*** Begin section ***

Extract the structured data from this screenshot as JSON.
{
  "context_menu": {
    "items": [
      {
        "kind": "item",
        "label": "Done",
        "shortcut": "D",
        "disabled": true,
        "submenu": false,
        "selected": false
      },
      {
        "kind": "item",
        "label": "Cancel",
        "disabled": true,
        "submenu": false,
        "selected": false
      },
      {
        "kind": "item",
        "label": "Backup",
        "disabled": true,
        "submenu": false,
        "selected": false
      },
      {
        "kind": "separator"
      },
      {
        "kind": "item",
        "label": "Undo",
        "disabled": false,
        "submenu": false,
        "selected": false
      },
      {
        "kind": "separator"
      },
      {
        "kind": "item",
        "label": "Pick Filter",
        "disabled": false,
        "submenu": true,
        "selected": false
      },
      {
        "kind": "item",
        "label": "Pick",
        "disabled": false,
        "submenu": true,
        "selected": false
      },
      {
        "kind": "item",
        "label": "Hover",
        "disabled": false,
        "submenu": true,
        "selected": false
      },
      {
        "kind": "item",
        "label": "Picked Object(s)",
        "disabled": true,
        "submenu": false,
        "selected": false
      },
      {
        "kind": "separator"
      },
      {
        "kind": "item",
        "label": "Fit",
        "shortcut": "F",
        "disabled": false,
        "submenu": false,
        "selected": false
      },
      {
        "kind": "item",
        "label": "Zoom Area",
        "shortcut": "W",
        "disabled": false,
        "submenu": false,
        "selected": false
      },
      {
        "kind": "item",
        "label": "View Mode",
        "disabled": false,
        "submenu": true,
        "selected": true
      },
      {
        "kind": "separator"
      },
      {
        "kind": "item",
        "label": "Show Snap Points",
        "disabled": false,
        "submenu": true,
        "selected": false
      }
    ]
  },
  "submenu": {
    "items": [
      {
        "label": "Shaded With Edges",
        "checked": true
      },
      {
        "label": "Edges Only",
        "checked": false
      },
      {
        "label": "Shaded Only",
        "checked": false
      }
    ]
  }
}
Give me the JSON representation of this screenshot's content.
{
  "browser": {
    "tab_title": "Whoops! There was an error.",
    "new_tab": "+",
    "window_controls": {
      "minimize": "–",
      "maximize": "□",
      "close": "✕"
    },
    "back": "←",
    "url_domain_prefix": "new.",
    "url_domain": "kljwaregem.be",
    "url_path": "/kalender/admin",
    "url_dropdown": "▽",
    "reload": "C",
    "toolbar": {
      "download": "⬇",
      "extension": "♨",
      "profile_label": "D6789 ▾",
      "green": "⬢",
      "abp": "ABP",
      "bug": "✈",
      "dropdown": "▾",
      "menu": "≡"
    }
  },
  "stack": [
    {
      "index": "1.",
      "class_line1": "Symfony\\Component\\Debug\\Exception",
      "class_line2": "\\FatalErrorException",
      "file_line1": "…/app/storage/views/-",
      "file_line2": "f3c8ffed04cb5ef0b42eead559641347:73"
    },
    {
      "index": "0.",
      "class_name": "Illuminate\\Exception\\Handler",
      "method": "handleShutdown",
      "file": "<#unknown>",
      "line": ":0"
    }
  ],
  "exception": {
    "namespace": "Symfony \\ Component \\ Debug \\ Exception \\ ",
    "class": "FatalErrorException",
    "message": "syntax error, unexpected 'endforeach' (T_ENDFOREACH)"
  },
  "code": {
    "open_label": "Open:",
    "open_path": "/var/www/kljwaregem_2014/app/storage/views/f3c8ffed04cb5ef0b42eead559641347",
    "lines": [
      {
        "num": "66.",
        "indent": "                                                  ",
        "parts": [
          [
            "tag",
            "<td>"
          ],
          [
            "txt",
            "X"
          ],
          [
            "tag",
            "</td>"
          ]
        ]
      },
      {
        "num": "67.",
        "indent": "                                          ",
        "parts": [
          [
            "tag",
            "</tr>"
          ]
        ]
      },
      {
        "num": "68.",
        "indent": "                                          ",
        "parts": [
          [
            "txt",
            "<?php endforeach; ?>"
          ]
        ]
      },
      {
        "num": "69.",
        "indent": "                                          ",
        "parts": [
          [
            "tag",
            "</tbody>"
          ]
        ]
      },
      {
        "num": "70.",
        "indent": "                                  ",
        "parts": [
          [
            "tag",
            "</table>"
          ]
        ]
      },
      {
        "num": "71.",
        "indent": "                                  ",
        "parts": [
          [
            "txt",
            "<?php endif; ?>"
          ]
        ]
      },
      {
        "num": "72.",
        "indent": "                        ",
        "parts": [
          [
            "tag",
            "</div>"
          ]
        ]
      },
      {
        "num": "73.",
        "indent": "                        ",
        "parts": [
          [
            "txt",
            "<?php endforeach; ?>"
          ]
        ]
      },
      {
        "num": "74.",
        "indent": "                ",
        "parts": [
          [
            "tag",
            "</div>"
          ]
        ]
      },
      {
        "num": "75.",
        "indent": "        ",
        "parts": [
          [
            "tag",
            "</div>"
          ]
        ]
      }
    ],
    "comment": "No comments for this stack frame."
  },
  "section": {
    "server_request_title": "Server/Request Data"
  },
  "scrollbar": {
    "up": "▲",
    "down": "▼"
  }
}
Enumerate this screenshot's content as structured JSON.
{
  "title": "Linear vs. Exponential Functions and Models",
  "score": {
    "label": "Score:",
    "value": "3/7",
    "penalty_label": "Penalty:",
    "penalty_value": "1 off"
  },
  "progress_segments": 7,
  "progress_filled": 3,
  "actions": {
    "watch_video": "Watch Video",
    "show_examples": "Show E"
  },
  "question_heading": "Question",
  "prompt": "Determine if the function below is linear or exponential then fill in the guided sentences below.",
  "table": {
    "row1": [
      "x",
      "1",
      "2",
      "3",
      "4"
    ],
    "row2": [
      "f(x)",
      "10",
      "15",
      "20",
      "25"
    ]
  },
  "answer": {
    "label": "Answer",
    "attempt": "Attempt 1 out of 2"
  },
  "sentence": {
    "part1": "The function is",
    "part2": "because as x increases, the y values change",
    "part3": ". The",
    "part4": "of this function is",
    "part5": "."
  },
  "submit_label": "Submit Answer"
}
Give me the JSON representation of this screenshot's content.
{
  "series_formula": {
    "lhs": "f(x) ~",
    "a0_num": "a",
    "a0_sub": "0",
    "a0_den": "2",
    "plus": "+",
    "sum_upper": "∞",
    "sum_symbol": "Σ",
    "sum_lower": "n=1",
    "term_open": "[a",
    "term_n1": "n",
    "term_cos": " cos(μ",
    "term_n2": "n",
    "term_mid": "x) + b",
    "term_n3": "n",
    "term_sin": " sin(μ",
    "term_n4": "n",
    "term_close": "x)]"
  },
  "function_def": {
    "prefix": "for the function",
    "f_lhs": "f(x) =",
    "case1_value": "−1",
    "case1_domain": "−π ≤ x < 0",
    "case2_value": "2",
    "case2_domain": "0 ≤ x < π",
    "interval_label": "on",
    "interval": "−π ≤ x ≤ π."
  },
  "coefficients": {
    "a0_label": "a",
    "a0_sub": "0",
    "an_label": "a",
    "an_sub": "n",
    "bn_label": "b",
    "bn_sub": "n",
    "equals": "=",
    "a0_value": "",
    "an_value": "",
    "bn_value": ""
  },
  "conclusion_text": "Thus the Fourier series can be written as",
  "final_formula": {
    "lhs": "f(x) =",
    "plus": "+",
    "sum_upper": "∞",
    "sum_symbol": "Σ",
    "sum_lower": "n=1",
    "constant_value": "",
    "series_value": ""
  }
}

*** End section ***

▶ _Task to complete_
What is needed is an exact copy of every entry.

▶ _Answer for the task_
Extract the structured data from this screenshot as JSON.
{
  "context_menu": {
    "items": [
      {
        "kind": "item",
        "label": "Done",
        "shortcut": "D",
        "disabled": true,
        "submenu": false,
        "selected": false
      },
      {
        "kind": "item",
        "label": "Cancel",
        "disabled": true,
        "submenu": false,
        "selected": false
      },
      {
        "kind": "item",
        "label": "Backup",
        "disabled": true,
        "submenu": false,
        "selected": false
      },
      {
        "kind": "separator"
      },
      {
        "kind": "item",
        "label": "Undo",
        "disabled": false,
        "submenu": false,
        "selected": false
      },
      {
        "kind": "separator"
      },
      {
        "kind": "item",
        "label": "Pick Filter",
        "disabled": false,
        "submenu": true,
        "selected": false
      },
      {
        "kind": "item",
        "label": "Pick",
        "disabled": false,
        "submenu": true,
        "selected": false
      },
      {
        "kind": "item",
        "label": "Hover",
        "disabled": false,
        "submenu": true,
        "selected": false
      },
      {
        "kind": "item",
        "label": "Picked Object(s)",
        "disabled": true,
        "submenu": false,
        "selected": false
      },
      {
        "kind": "separator"
      },
      {
        "kind": "item",
        "label": "Fit",
        "shortcut": "F",
        "disabled": false,
        "submenu": false,
        "selected": false
      },
      {
        "kind": "item",
        "label": "Zoom Area",
        "shortcut": "W",
        "disabled": false,
        "submenu": false,
        "selected": false
      },
      {
        "kind": "item",
        "label": "View Mode",
        "disabled": false,
        "submenu": true,
        "selected": true
      },
      {
        "kind": "separator"
      },
      {
        "kind": "item",
        "label": "Show Snap Points",
        "disabled": false,
        "submenu": true,
        "selected": false
      }
    ]
  },
  "submenu": {
    "items": [
      {
        "label": "Shaded With Edges",
        "checked": true
      },
      {
        "label": "Edges Only",
        "checked": false
      },
      {
        "label": "Shaded Only",
        "checked": false
      }
    ]
  }
}
Give me the JSON representation of this screenshot's content.
{
  "browser": {
    "tab_title": "Whoops! There was an error.",
    "new_tab": "+",
    "window_controls": {
      "minimize": "–",
      "maximize": "□",
      "close": "✕"
    },
    "back": "←",
    "url_domain_prefix": "new.",
    "url_domain": "kljwaregem.be",
    "url_path": "/kalender/admin",
    "url_dropdown": "▽",
    "reload": "C",
    "toolbar": {
      "download": "⬇",
      "extension": "♨",
      "profile_label": "D6789 ▾",
      "green": "⬢",
      "abp": "ABP",
      "bug": "✈",
      "dropdown": "▾",
      "menu": "≡"
    }
  },
  "stack": [
    {
      "index": "1.",
      "class_line1": "Symfony\\Component\\Debug\\Exception",
      "class_line2": "\\FatalErrorException",
      "file_line1": "…/app/storage/views/-",
      "file_line2": "f3c8ffed04cb5ef0b42eead559641347:73"
    },
    {
      "index": "0.",
      "class_name": "Illuminate\\Exception\\Handler",
      "method": "handleShutdown",
      "file": "<#unknown>",
      "line": ":0"
    }
  ],
  "exception": {
    "namespace": "Symfony \\ Component \\ Debug \\ Exception \\ ",
    "class": "FatalErrorException",
    "message": "syntax error, unexpected 'endforeach' (T_ENDFOREACH)"
  },
  "code": {
    "open_label": "Open:",
    "open_path": "/var/www/kljwaregem_2014/app/storage/views/f3c8ffed04cb5ef0b42eead559641347",
    "lines": [
      {
        "num": "66.",
        "indent": "                                                  ",
        "parts": [
          [
            "tag",
            "<td>"
          ],
          [
            "txt",
            "X"
          ],
          [
            "tag",
            "</td>"
          ]
        ]
      },
      {
        "num": "67.",
        "indent": "                                          ",
        "parts": [
          [
            "tag",
            "</tr>"
          ]
        ]
      },
      {
        "num": "68.",
        "indent": "                                          ",
        "parts": [
          [
            "txt",
            "<?php endforeach; ?>"
          ]
        ]
      },
      {
        "num": "69.",
        "indent": "                                          ",
        "parts": [
          [
            "tag",
            "</tbody>"
          ]
        ]
      },
      {
        "num": "70.",
        "indent": "                                  ",
        "parts": [
          [
            "tag",
            "</table>"
          ]
        ]
      },
      {
        "num": "71.",
        "indent": "                                  ",
        "parts": [
          [
            "txt",
            "<?php endif; ?>"
          ]
        ]
      },
      {
        "num": "72.",
        "indent": "                        ",
        "parts": [
          [
            "tag",
            "</div>"
          ]
        ]
      },
      {
        "num": "73.",
        "indent": "                        ",
        "parts": [
          [
            "txt",
            "<?php endforeach; ?>"
          ]
        ]
      },
      {
        "num": "74.",
        "indent": "                ",
        "parts": [
          [
            "tag",
            "</div>"
          ]
        ]
      },
      {
        "num": "75.",
        "indent": "        ",
        "parts": [
          [
            "tag",
            "</div>"
          ]
        ]
      }
    ],
    "comment": "No comments for this stack frame."
  },
  "section": {
    "server_request_title": "Server/Request Data"
  },
  "scrollbar": {
    "up": "▲",
    "down": "▼"
  }
}
Enumerate this screenshot's content as structured JSON.
{
  "title": "Linear vs. Exponential Functions and Models",
  "score": {
    "label": "Score:",
    "value": "3/7",
    "penalty_label": "Penalty:",
    "penalty_value": "1 off"
  },
  "progress_segments": 7,
  "progress_filled": 3,
  "actions": {
    "watch_video": "Watch Video",
    "show_examples": "Show E"
  },
  "question_heading": "Question",
  "prompt": "Determine if the function below is linear or exponential then fill in the guided sentences below.",
  "table": {
    "row1": [
      "x",
      "1",
      "2",
      "3",
      "4"
    ],
    "row2": [
      "f(x)",
      "10",
      "15",
      "20",
      "25"
    ]
  },
  "answer": {
    "label": "Answer",
    "attempt": "Attempt 1 out of 2"
  },
  "sentence": {
    "part1": "The function is",
    "part2": "because as x increases, the y values change",
    "part3": ". The",
    "part4": "of this function is",
    "part5": "."
  },
  "submit_label": "Submit Answer"
}
Give me the JSON representation of this screenshot's content.
{
  "series_formula": {
    "lhs": "f(x) ~",
    "a0_num": "a",
    "a0_sub": "0",
    "a0_den": "2",
    "plus": "+",
    "sum_upper": "∞",
    "sum_symbol": "Σ",
    "sum_lower": "n=1",
    "term_open": "[a",
    "term_n1": "n",
    "term_cos": " cos(μ",
    "term_n2": "n",
    "term_mid": "x) + b",
    "term_n3": "n",
    "term_sin": " sin(μ",
    "term_n4": "n",
    "term_close": "x)]"
  },
  "function_def": {
    "prefix": "for the function",
    "f_lhs": "f(x) =",
    "case1_value": "−1",
    "case1_domain": "−π ≤ x < 0",
    "case2_value": "2",
    "case2_domain": "0 ≤ x < π",
    "interval_label": "on",
    "interval": "−π ≤ x ≤ π."
  },
  "coefficients": {
    "a0_label": "a",
    "a0_sub": "0",
    "an_label": "a",
    "an_sub": "n",
    "bn_label": "b",
    "bn_sub": "n",
    "equals": "=",
    "a0_value": "",
    "an_value": "",
    "bn_value": ""
  },
  "conclusion_text": "Thus the Fourier series can be written as",
  "final_formula": {
    "lhs": "f(x) =",
    "plus": "+",
    "sum_upper": "∞",
    "sum_symbol": "Σ",
    "sum_lower": "n=1",
    "constant_value": "",
    "series_value": ""
  }
}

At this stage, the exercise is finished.